Halachic Responsum Handwritten and Signed by Chacham Tzvi – Apta, 1716

Handwritten leaf, autograph of the Chacham Tzvi, signed "Tzviash" (acronym of Tzvi ben Yaakov Ashkenazi). Apta (Opatów), 1716.
Halachic responsum pertaining to laws of a Chametz mixture which was owned by a Jew over Passover. The first few lines containing a preliminary version of this responsum were crossed out, and the final version was written between the lines. This responsum was published in the responsa book by his son, Divrei Rav Meshulam (Korets, 1783), section 9, amongst responsa copied from a manuscript of Chacham Tzvi Ashkenazi, and was printed based on that, with a few errors, in the Tosafot Chadashim section of Responsa Chacham Tzvi, section 33 and in the new edition of Responsa Chacham Tzvi (with Likutei He'arot, Jerusalem, 2000) part II, section 79.
R. Tzvi Ashkenazi – the Chacham Tzvi (1658-1718) was a foremost Torah scholar of his times, leading Halachic authority and holy kabbalist (on his tombstone in Lviv, his son the Yaavetz engraved the epitaph: "Unique in his generation… the great and pious Torah scholar… great and awe-inspiring Kabbalist"). He was born in Alt-Ofen (Óbuda, Budapest) to parents who fled Vilna in the wake of the Chmielnicki massacres. He studied under his grandfather, the Shaar Efraim, and under R. Eliyahu Cobo, a Torah scholar of Salonika. From there, he went to study under Turkish Torah scholars, who ordained him Chacham, and was since known as Chacham Tzvi. He served as rabbi of Sarajevo, Altona and Hamburg. In 1710, he was appointed rabbi of Amsterdam, where he published his book Responsa of Chacham Tzvi (Amsterdam, 1712). In 1714, following his opposition to the Sabbatean Nechemia Hayun, he was compelled to leave Amsterdam and flee to London. The Sephardi community in London wished to appoint him Chief Rabbi, but he preferred to continue to Poland, which he reached by travelling through Hanover, Berlin, Breslau and Apta. In 1717, he was appointed rabbi of Lemberg (Lviv). His biography was published in the book Megillat Sefer composed by his son the Yaavetz (acronym of Yaakov ben Tzvi)

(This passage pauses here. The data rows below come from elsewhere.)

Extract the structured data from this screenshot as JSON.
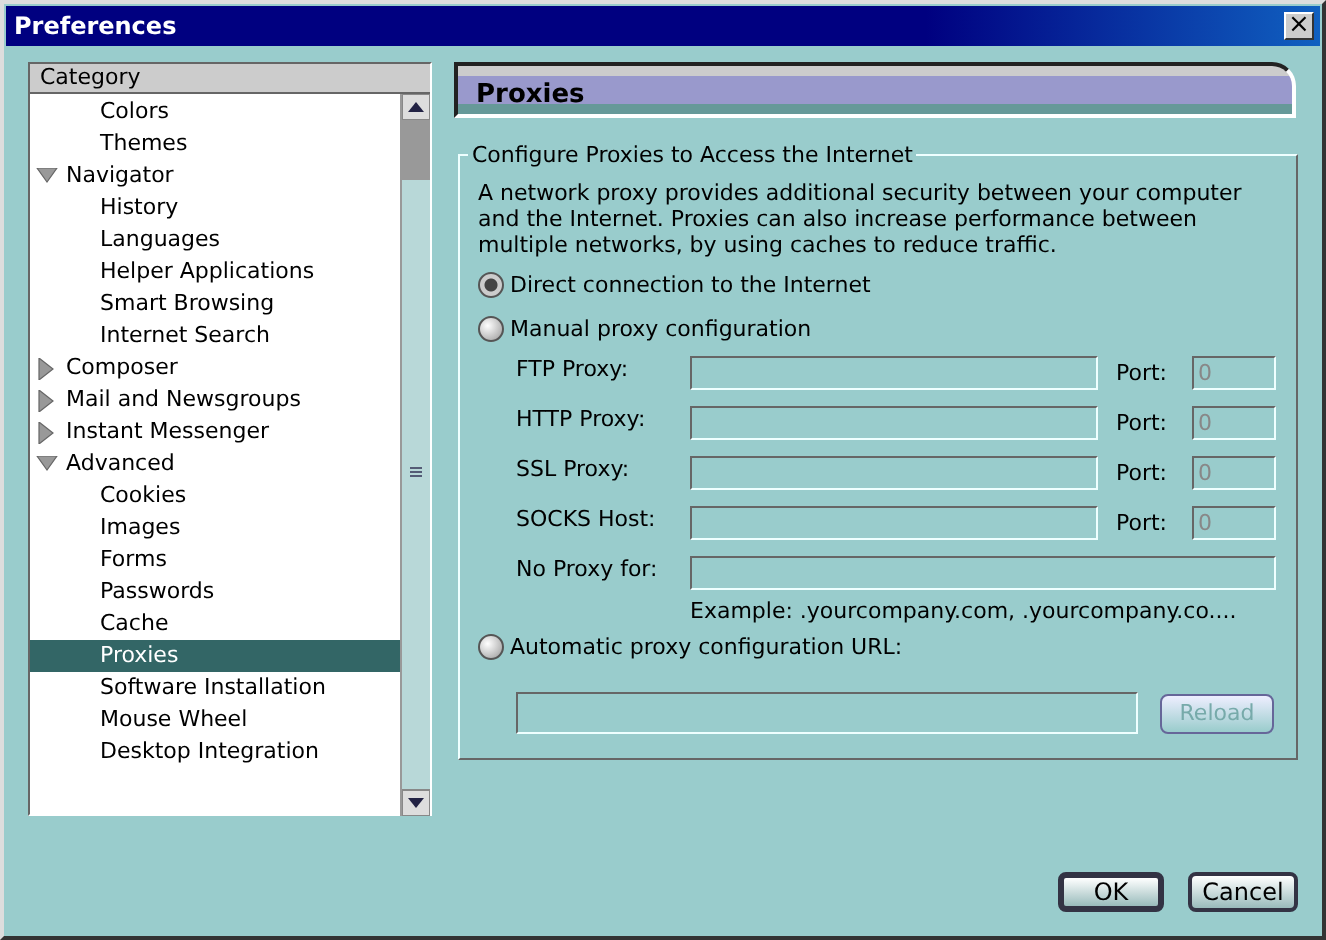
{
  "window": {
    "title": "Preferences",
    "close": "×"
  },
  "sidebar": {
    "header": "Category",
    "items": [
      {
        "children": [
          {
            "label": "Colors",
            "selected": false
          },
          {
            "label": "Themes",
            "selected": false
          }
        ]
      },
      {
        "label": "Navigator",
        "selected": false,
        "expanded": true,
        "children": [
          {
            "label": "History",
            "selected": false
          },
          {
            "label": "Languages",
            "selected": false
          },
          {
            "label": "Helper Applications",
            "selected": false
          },
          {
            "label": "Smart Browsing",
            "selected": false
          },
          {
            "label": "Internet Search",
            "selected": false
          }
        ]
      },
      {
        "label": "Composer",
        "selected": false,
        "expanded": false
      },
      {
        "label": "Mail and Newsgroups",
        "selected": false,
        "expanded": false
      },
      {
        "label": "Instant Messenger",
        "selected": false,
        "expanded": false
      },
      {
        "label": "Advanced",
        "selected": false,
        "expanded": true,
        "children": [
          {
            "label": "Cookies",
            "selected": false
          },
          {
            "label": "Images",
            "selected": false
          },
          {
            "label": "Forms",
            "selected": false
          },
          {
            "label": "Passwords",
            "selected": false
          },
          {
            "label": "Cache",
            "selected": false
          },
          {
            "label": "Proxies",
            "selected": true
          },
          {
            "label": "Software Installation",
            "selected": false
          },
          {
            "label": "Mouse Wheel",
            "selected": false
          },
          {
            "label": "Desktop Integration",
            "selected": false
          }
        ]
      }
    ]
  },
  "panel": {
    "title": "Proxies",
    "group_title": "Configure Proxies to Access the Internet",
    "description": "A network proxy provides additional security between your computer and the Internet. Proxies can also increase performance between multiple networks, by using caches to reduce traffic.",
    "direct_option": {
      "label": "Direct connection to the Internet",
      "selected": true
    },
    "manual_option": {
      "label": "Manual proxy configuration",
      "selected": false
    },
    "proxies": [
      {
        "label": "FTP Proxy:",
        "disabled": true,
        "port_label": "Port:",
        "port_value": "0"
      },
      {
        "label": "HTTP Proxy:",
        "disabled": true,
        "port_label": "Port:",
        "port_value": "0"
      },
      {
        "label": "SSL Proxy:",
        "disabled": true,
        "port_label": "Port:",
        "port_value": "0"
      },
      {
        "label": "SOCKS Host:",
        "disabled": true,
        "port_label": "Port:",
        "port_value": "0"
      }
    ],
    "no_proxy": {
      "label": "No Proxy for:",
      "disabled": true
    },
    "example": "Example: .yourcompany.com, .yourcompany.co....",
    "auto_option": {
      "label": "Automatic proxy configuration URL:",
      "selected": false
    },
    "auto_url": {
      "disabled": true
    },
    "reload_button": {
      "label": "Reload",
      "disabled": true
    }
  },
  "buttons": [
    {
      "label": "OK",
      "default": true
    },
    {
      "label": "Cancel",
      "default": false
    }
  ]
}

His descendants include: His son R. Yaakov Emden – the Yaavetz, who dedicated his life to perpetuate his father's battle against Sabbateanism; his son-in-law R. Aryeh Leib Rabbi of Amsterdam, his son R. Efraim of Brody, his son R. Meshulam Zalman of Ostroh (author of Divrei Rav Meshulam), and others. Many prominent Torah scholars and Chassidic leaders claim descendance of the Chacham Tzvi, and many of them mention it in their books: R. Yosef Shaul Nathansohn (who cites "my grandfather Chacham Tzvi" in dozens of places in his responsa Shoel UMeishiv), R. Simcha Zissel Ziv-Broide the Saba of Kelm (see: Chochma UMussar, I, p. 57), R. Chaim of Sanz (who mentions his grandfather Chacham Tzvi in many places in his books Divrei Chaim). The tombstone of the Divrei Chaim mentions his lineage: "of holy descent of the Maharshal and Chacham Tzvi" (a tradition of Sanz Chassidim attests to the great Segula of mentioning their ancestor Chacham Tzvi on their tombstone).
[1] leaf. 30.5 cm. Approx. 35 handwritten lines and signature (the signature appears in the center of the page). Thick, high-quality paper. Very good condition.